::: RECORDS FOR THE EXERCISE :::

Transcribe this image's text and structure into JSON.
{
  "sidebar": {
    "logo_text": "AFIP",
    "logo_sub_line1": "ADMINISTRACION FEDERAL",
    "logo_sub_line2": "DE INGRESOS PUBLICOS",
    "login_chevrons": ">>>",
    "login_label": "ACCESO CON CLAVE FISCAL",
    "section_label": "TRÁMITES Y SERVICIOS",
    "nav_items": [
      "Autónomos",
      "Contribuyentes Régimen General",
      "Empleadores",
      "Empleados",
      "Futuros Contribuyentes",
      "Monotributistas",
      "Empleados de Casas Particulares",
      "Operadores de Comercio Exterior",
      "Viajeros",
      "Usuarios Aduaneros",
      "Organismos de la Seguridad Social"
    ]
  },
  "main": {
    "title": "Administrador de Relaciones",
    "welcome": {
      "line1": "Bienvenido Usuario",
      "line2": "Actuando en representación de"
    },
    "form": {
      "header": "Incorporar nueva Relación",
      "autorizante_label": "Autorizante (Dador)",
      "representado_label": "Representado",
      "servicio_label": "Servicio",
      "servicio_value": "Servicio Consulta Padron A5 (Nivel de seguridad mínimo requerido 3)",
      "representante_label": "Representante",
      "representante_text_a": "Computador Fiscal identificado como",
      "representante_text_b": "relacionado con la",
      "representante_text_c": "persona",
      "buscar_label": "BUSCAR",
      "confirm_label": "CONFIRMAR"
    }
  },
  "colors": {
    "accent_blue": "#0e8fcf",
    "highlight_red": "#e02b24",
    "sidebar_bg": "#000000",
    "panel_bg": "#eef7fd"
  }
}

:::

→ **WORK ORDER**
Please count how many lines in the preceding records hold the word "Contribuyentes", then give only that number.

→ **EXERCISE SOLUTION**
2